Attorneys for the father and son accused of murder in the shooting death of Ahmaud Arbery do not want the 25-year-old unarmed man who died on a neighborhood street referred to as a “victim” during court proceedings.
Attorneys for Gregory McMichael, 65, and Travis McMichael, 34, filed a motion Thursday in Glynn County Superior Court asking that prosecutors be forbidden from referring to Arbery as a victim. The defense attorneys want to prevent prosecutors from referring to Arbery as a victim “at trial, during jury selection, or in the presence of witnesses,” the motion said.
No date has been set for the trial. However, after a 10-month absence due to COVID-19 pandemic concerns, jury trials are slated to resume in Georgia and at the Glynn Count Courthouse later this month.
Gregory McMichael and Travis McMichael armed themselves, got in a pickup truck and pursued Arbery after seeing him running down a street in the Satilla Shores on Feb 23, 2020. A chase ensued throughout the neighborhood for several minutes before the younger McMichael fatally shot Arbery three times with buckshot as the two struggled for control of McMichael’s shotgun.
The deadly shooting was recorded by a third pursuer, William “Roddie” Bryan, 50, who also faces murder charges for his alleged role in the incident.

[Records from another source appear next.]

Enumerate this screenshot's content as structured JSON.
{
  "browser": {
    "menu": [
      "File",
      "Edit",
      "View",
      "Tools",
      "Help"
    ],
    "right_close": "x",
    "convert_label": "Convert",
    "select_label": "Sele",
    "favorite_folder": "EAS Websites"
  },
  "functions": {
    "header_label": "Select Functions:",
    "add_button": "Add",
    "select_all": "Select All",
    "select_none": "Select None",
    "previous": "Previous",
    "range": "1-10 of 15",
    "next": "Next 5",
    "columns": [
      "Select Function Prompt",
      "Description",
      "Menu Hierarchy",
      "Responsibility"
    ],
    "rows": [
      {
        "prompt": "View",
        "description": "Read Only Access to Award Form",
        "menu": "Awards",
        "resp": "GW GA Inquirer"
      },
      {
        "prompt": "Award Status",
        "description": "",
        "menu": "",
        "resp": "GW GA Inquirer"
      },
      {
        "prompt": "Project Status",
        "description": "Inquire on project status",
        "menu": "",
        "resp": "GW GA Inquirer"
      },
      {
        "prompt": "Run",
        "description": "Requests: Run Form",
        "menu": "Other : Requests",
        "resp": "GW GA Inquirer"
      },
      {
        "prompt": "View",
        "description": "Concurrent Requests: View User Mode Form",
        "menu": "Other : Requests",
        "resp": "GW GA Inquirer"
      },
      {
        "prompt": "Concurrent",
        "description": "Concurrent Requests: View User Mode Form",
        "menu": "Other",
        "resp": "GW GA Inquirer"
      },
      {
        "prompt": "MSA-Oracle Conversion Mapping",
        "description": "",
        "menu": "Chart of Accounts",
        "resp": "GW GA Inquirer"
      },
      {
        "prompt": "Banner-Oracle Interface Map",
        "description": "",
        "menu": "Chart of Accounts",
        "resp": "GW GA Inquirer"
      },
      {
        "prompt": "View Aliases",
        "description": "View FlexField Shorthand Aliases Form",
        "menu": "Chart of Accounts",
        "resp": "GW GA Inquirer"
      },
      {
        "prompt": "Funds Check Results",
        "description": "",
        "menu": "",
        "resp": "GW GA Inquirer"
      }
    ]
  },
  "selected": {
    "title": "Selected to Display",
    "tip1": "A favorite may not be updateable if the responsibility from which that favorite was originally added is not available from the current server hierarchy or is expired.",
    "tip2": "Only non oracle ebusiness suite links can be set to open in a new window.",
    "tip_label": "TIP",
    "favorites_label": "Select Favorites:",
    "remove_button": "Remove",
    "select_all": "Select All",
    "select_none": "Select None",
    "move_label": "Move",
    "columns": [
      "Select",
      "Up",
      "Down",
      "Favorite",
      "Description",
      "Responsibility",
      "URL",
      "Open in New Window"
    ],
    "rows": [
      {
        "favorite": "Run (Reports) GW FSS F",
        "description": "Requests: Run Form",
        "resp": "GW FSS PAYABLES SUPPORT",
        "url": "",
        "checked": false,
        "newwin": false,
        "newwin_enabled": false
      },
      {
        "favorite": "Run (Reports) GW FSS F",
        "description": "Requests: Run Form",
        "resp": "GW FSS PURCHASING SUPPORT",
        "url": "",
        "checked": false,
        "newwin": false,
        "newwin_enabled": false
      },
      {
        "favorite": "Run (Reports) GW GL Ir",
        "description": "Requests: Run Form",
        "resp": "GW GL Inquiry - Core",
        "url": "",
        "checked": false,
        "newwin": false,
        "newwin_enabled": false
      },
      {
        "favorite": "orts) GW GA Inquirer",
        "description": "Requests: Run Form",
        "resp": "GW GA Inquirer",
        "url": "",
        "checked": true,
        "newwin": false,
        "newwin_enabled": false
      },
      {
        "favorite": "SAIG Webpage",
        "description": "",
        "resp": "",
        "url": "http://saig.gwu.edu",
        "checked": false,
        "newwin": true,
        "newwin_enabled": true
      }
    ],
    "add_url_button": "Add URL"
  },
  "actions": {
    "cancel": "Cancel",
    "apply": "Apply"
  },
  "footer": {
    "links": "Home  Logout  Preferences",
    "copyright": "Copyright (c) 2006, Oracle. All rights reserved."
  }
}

The McMichaels said they armed themselves and chased Arbery down in a pickup truck because they suspected him of burglary.
The McMichaels and Bryan all have pleaded not guilty.
All three have been denied bond and remain in the Glynn County Detention Center.
Attorneys for the McMichaels say referring to Arbery as a victim implies guilt on behalf of their clients before any verdict is rendered.
“Use of terms such as ‘victim’ allows the focus to shift to the accused rather than remain on the proof of every element of the crimes charged,” attorneys stated in the motion. “Working from the premise that an accused is innocent until proven guilty, it is the prosecution’s burden to prove beyond a reasonable doubt the essential elements of the crime.”
Attorneys for the McMichaels also filed a motion seeking to exclude as evidence all recorded calls made by the two men from the Glynn County Detention Center.
The motion notes that all inmate calls from the jail are recorded and that District Attorney prosecutors have access to the recordings.
Details in phone conversations that Gregory McMichael made from jail were used during a November bond hearing.
Attorneys Robert G. Rubin and Jason B. Sheffield of Decatur represent Travis McMichael; Franklin J. Hogue and Laura D. Hogue of Macon represent Gregory McMichael.
Jesse Evans, an assistant prosecutor with the Cobb County District Attorney’s Office, is leading the prosecution.